Sundance 2019: Art’s Grisly Revenge, A Nation’s Propaganda And Babak Anvari’s Bizarre Deconstruction Thriller
A producer from Chicago sitting on the sofa next to mine looks terrified. It's minus 40 degrees (wind chill) in his city and he isn't sure if any flight might dare to take him home. His face is pale. You'd think he just walked out of the Oscar nomination ceremony. Apart from the brutal cold wave gripping most of North America right now, horror has worn several other faces at Sundance this year.
There is the singularly physical horror of Under The Shadows director Babak Anvari's latest, Wounds: an absurdly indulgent movie with no ambition other than playful mind-fucking and horror-effect tinkling, and one that only hardcore midnight nerds might take a shine to. "What? That's it?" gasped many a bemused viewer at the premiere, after an abrupt cut-to-black closing shot that is so audacious, so arrogant, so weird because of how it seems to scream: "You expected a narrative? Cute. This was a social experiment!" Armie Hammer stars as a charming New Orleans bartender who drinks too much, cheats on his live-in girlfriend (Dakota Johnson) a bit, and ends up with a customer's mysterious cellphone after a particularly debauched night at work. What he finds in the phone's photo gallery takes over his life; it slowly disintegrates into peals of jump scare images, absurd mental flashes, moody humans and gory cockroach-infested savagery. I'd love to identify a metaphor about technology and masculinity here, but the director clearly has stranger (and not deeper) ideas. Anvari has "adapted" this from a novella – whose purpose I cannot imagine – and has gotten gleefully carried away with the spooky devices at his service.
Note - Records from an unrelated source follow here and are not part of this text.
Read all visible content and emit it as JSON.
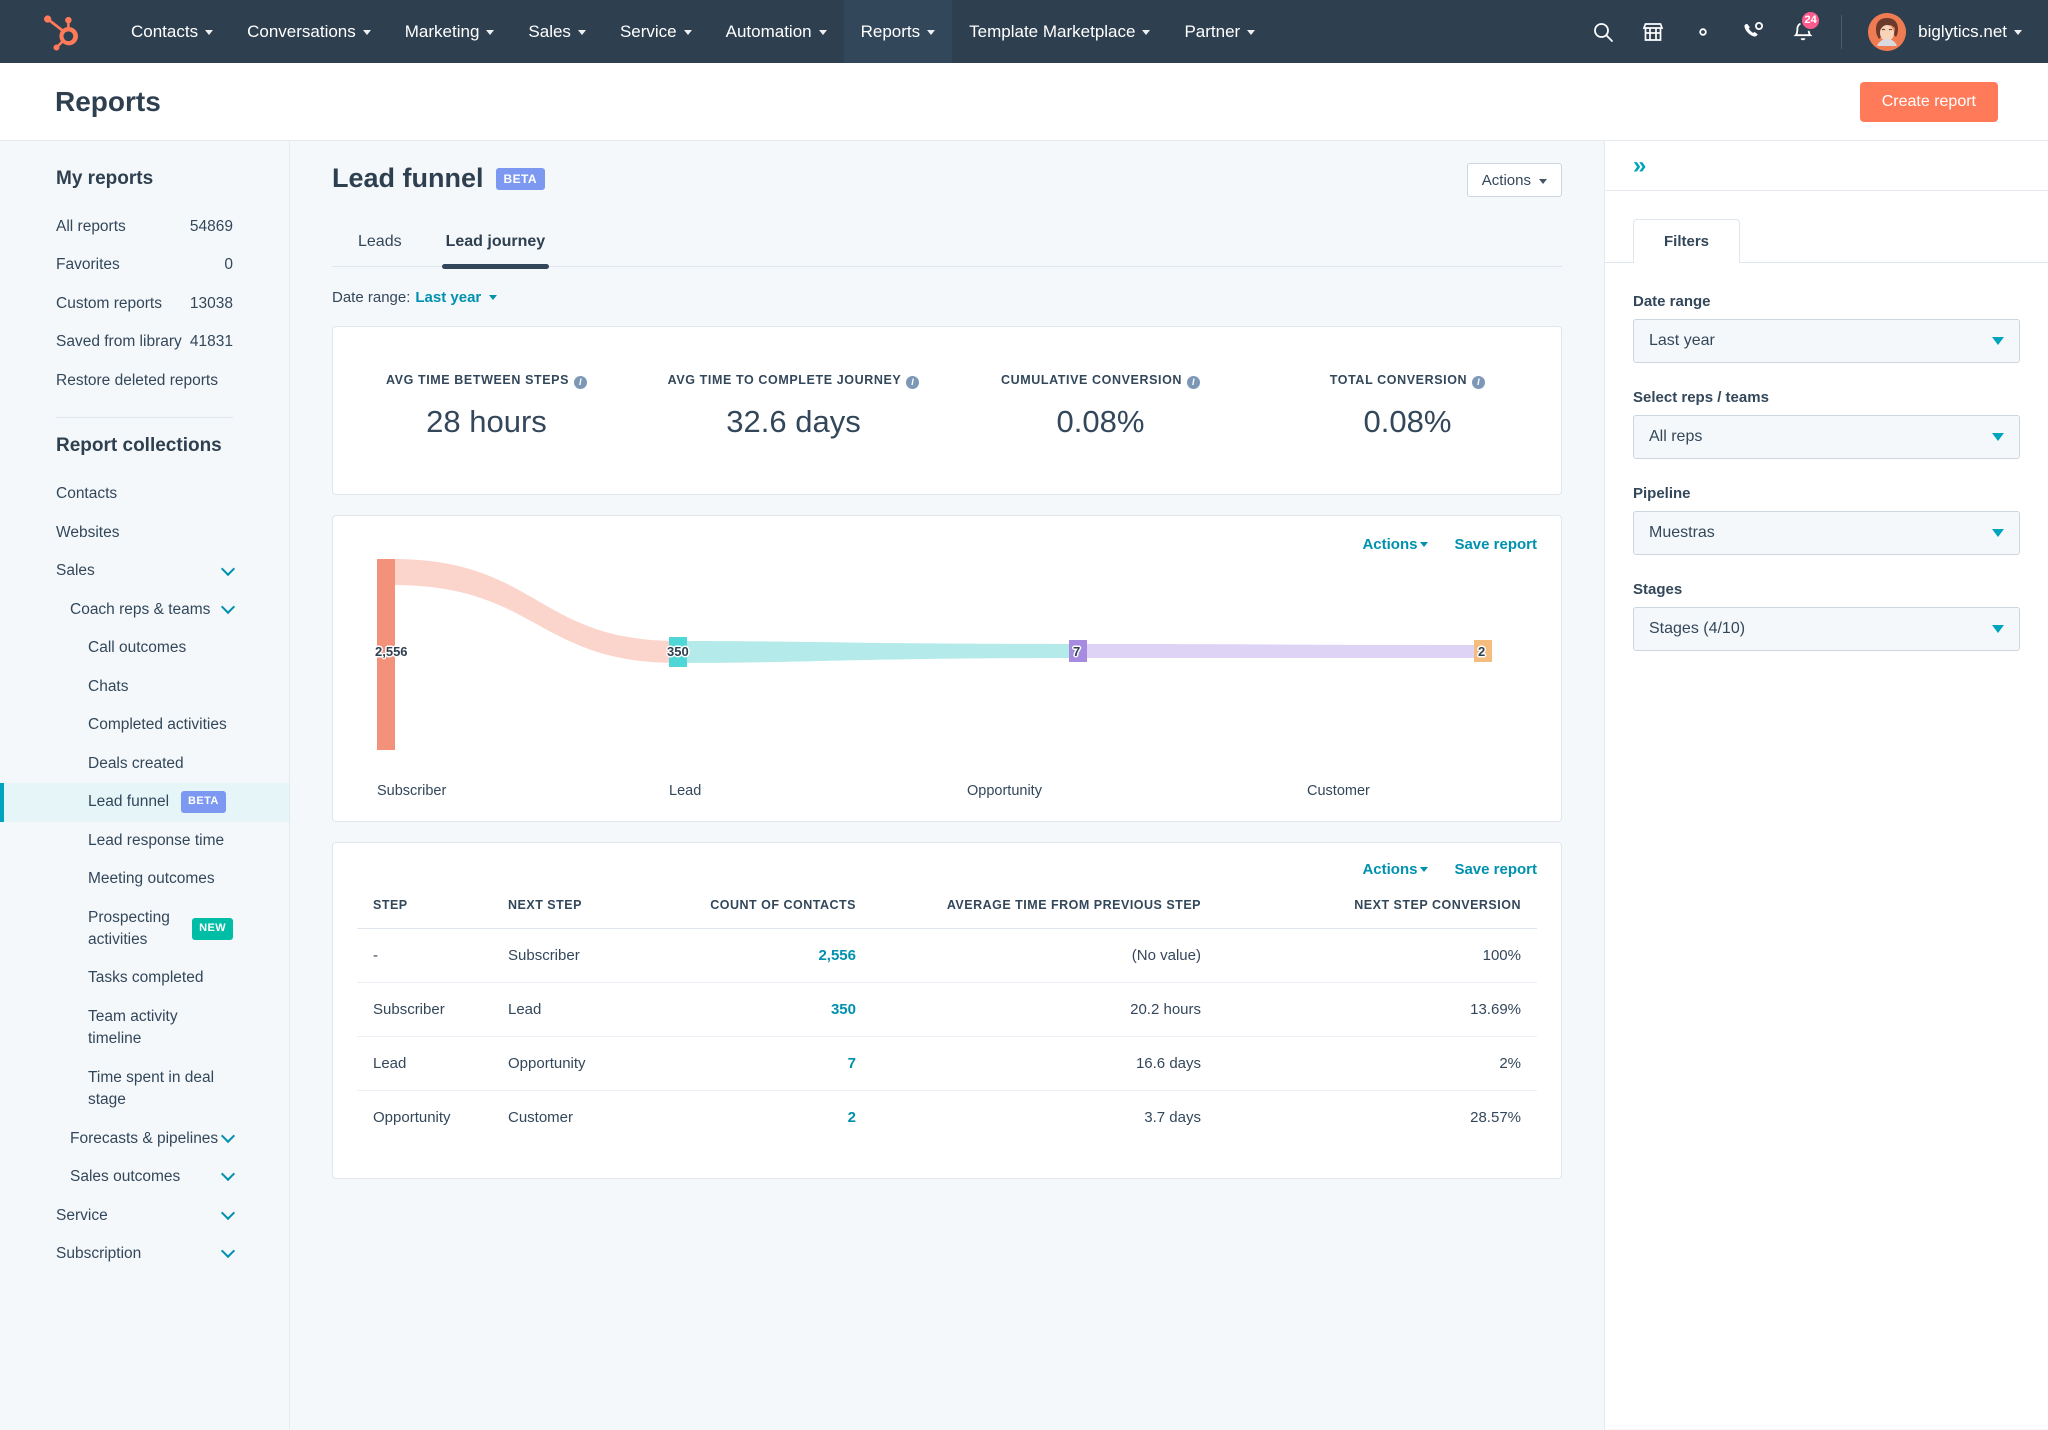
{
  "topnav": {
    "logo_icon": "hubspot-sprocket-logo",
    "items": [
      {
        "label": "Contacts",
        "has_caret": true
      },
      {
        "label": "Conversations",
        "has_caret": true
      },
      {
        "label": "Marketing",
        "has_caret": true
      },
      {
        "label": "Sales",
        "has_caret": true
      },
      {
        "label": "Service",
        "has_caret": true
      },
      {
        "label": "Automation",
        "has_caret": true
      },
      {
        "label": "Reports",
        "has_caret": true,
        "active": true
      },
      {
        "label": "Template Marketplace",
        "has_caret": true
      },
      {
        "label": "Partner",
        "has_caret": true
      }
    ],
    "icons": [
      "search-icon",
      "marketplace-icon",
      "gear-icon",
      "phone-icon",
      "notifications-icon"
    ],
    "notification_count": "24",
    "account_name": "biglytics.net"
  },
  "page_header": {
    "title": "Reports",
    "create_button": "Create report"
  },
  "sidebar": {
    "my_reports_title": "My reports",
    "my_reports": [
      {
        "label": "All reports",
        "count": "54869"
      },
      {
        "label": "Favorites",
        "count": "0"
      },
      {
        "label": "Custom reports",
        "count": "13038"
      },
      {
        "label": "Saved from library",
        "count": "41831"
      },
      {
        "label": "Restore deleted reports",
        "count": ""
      }
    ],
    "collections_title": "Report collections",
    "collections": [
      {
        "label": "Contacts",
        "level": 0,
        "chevron": false
      },
      {
        "label": "Websites",
        "level": 0,
        "chevron": false
      },
      {
        "label": "Sales",
        "level": 0,
        "chevron": true
      },
      {
        "label": "Coach reps & teams",
        "level": 1,
        "chevron": true
      },
      {
        "label": "Call outcomes",
        "level": 2,
        "chevron": false
      },
      {
        "label": "Chats",
        "level": 2,
        "chevron": false
      },
      {
        "label": "Completed activities",
        "level": 2,
        "chevron": false
      },
      {
        "label": "Deals created",
        "level": 2,
        "chevron": false
      },
      {
        "label": "Lead funnel",
        "level": 2,
        "chevron": false,
        "badge": "BETA",
        "badge_type": "beta",
        "selected": true
      },
      {
        "label": "Lead response time",
        "level": 2,
        "chevron": false
      },
      {
        "label": "Meeting outcomes",
        "level": 2,
        "chevron": false
      },
      {
        "label": "Prospecting activities",
        "level": 2,
        "chevron": false,
        "badge": "NEW",
        "badge_type": "new"
      },
      {
        "label": "Tasks completed",
        "level": 2,
        "chevron": false
      },
      {
        "label": "Team activity timeline",
        "level": 2,
        "chevron": false
      },
      {
        "label": "Time spent in deal stage",
        "level": 2,
        "chevron": false
      },
      {
        "label": "Forecasts & pipelines",
        "level": 1,
        "chevron": true
      },
      {
        "label": "Sales outcomes",
        "level": 1,
        "chevron": true
      },
      {
        "label": "Service",
        "level": 0,
        "chevron": true
      },
      {
        "label": "Subscription",
        "level": 0,
        "chevron": true
      }
    ]
  },
  "report": {
    "title": "Lead funnel",
    "badge": "BETA",
    "actions_label": "Actions",
    "tabs": [
      {
        "label": "Leads",
        "active": false
      },
      {
        "label": "Lead journey",
        "active": true
      }
    ],
    "date_range_prefix": "Date range:",
    "date_range_value": "Last year"
  },
  "kpis": [
    {
      "label": "AVG TIME BETWEEN STEPS",
      "value": "28 hours",
      "info": true
    },
    {
      "label": "AVG TIME TO COMPLETE JOURNEY",
      "value": "32.6 days",
      "info": true
    },
    {
      "label": "CUMULATIVE CONVERSION",
      "value": "0.08%",
      "info": true
    },
    {
      "label": "TOTAL CONVERSION",
      "value": "0.08%",
      "info": true
    }
  ],
  "chart_card": {
    "actions_label": "Actions",
    "save_label": "Save report"
  },
  "table_card": {
    "actions_label": "Actions",
    "save_label": "Save report",
    "columns": [
      "STEP",
      "NEXT STEP",
      "COUNT OF CONTACTS",
      "AVERAGE TIME FROM PREVIOUS STEP",
      "NEXT STEP CONVERSION"
    ],
    "rows": [
      {
        "step": "-",
        "next_step": "Subscriber",
        "count": "2,556",
        "avg_time": "(No value)",
        "conversion": "100%"
      },
      {
        "step": "Subscriber",
        "next_step": "Lead",
        "count": "350",
        "avg_time": "20.2 hours",
        "conversion": "13.69%"
      },
      {
        "step": "Lead",
        "next_step": "Opportunity",
        "count": "7",
        "avg_time": "16.6 days",
        "conversion": "2%"
      },
      {
        "step": "Opportunity",
        "next_step": "Customer",
        "count": "2",
        "avg_time": "3.7 days",
        "conversion": "28.57%"
      }
    ]
  },
  "filters_panel": {
    "collapse_icon": "chevron-double-right-icon",
    "tab_label": "Filters",
    "fields": [
      {
        "label": "Date range",
        "value": "Last year"
      },
      {
        "label": "Select reps / teams",
        "value": "All reps"
      },
      {
        "label": "Pipeline",
        "value": "Muestras"
      },
      {
        "label": "Stages",
        "value": "Stages (4/10)"
      }
    ]
  },
  "chart_data": {
    "type": "sankey",
    "title": "Lead journey funnel",
    "stages": [
      "Subscriber",
      "Lead",
      "Opportunity",
      "Customer"
    ],
    "values": [
      2556,
      350,
      7,
      2
    ],
    "value_labels": [
      "2,556",
      "350",
      "7",
      "2"
    ],
    "node_colors": [
      "#f4917a",
      "#4fd6d6",
      "#a78be0",
      "#f4bd7f"
    ],
    "link_colors": [
      "#fbd4cb",
      "#b4eaea",
      "#ded3f4"
    ],
    "links": [
      {
        "source": "Subscriber",
        "target": "Lead",
        "value": 350
      },
      {
        "source": "Lead",
        "target": "Opportunity",
        "value": 7
      },
      {
        "source": "Opportunity",
        "target": "Customer",
        "value": 2
      }
    ]
  }
}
Hammer is dark and fine and committed to messing with us, but hey, if I just wanted to watch grown men lose their shit for close to two hours, I'd prefer an English football game.
Far more visceral and "unseen" are the systematic horrors revealed in the excellently researched and brave investigative documentary, One Child Nation. A Chinese co-director (Nanfu Wang) now settled in America returns to her ancestral village as a young mother to examine the history and propaganda of China's infamous 30-year-long "One Child only" policy. "What is the point of a country without a memory?" asks one of many reformed victims of the communist government's controversial law, while urging the current generation to not brush that bleak period under the development rug. The documentary initially reaches out to several traumatised locals, past and present, old and young, from her childhood, to paint a country that may have compromised its emotional truth in favour of economic survival. Yet, as the film zooms out of her life to go beyond the obvious psychological scars of the affected families, One Child Nation becomes a superbly informed long-form piece on the murky sub-culture bred out of what was supposed to be a purely political machine. Adoption agencies, medical practitioners, human traffickers, ambiguous financial trails…the filmmakers expertly employs a personal prism to expose a broader view of a vast nation at odds with the humanity of its own ambitions. Whoever knew that a sham unfurling in plain view of the world was actually suspenseful enough to be a thriller?
Speaking of thrillers, Nightcrawler director Dan Gilroy's latest, Velvet Buzzsaw, is what happens when Ruben Ostlund's dry European art satire The Square has a transatlantic lovechild with the brashness of the iconic Final Destination series. Odd combination, yes, but what about art is supposed to be predictable? Velvet Buzzsaw is more of a noir horror comedy -– in that the film is funny and wildly entertaining precisely because it dares to present itself as a campy spook-fest within the cut-throat universe of modern art. The plot hinges on the discovery of a bunch of path-breaking paintings in the flat of a now-dead man; the LA art world goes into a tizzy, with everyone clambering to get a piece of this precious pie. Gallery owners, art advisors, greedy agents, self-important critics, desperate interns and morose artists combine to create a nutty netherworld that is seduced by its own sexiness. Unbeknownst to them, the tortured paintings have the power of destroying the people that are involved in its opportunistic restoration.
The subtext is wicked and sardonic: pure art is exacting revenge on the commercial hawks that have turned the field into a pretentious business. Which is why even the killing, too, is artful and imaginative here. Some of the scenes bring down the (adequately designed) house: an agent enters a famous artist's studio and coos appreciatively at the profundity of a particular installation, until he realises that they're regular trash bags. A bloody, severed body of a lady is mistaken as excellent "performance art" for hours in the city's most popular and avant-garde gallery. Schoolkids even play in the 'blood'. A bisexual critic (nobody does spoofy-but-creepy Jake Gyllenhaal the way he can) hears verbose excerpts of his own ruthless reviews in a closed sound-installation room until it drives him berserk. A girl is "consumed" and swallowed by a wall mural. It's all very horrific to the characters of the merciless film, which makes it all the more funnier for viewers who don't understand this environment. We derive great pleasure out of watching capitalism suffer in an age where purity is a dying virtue. It's no wonder I, the cash-strapped Indian writer more than 27 hours of flying time away from home, started grinning at the state of the unfortunate Chicago-based gentleman.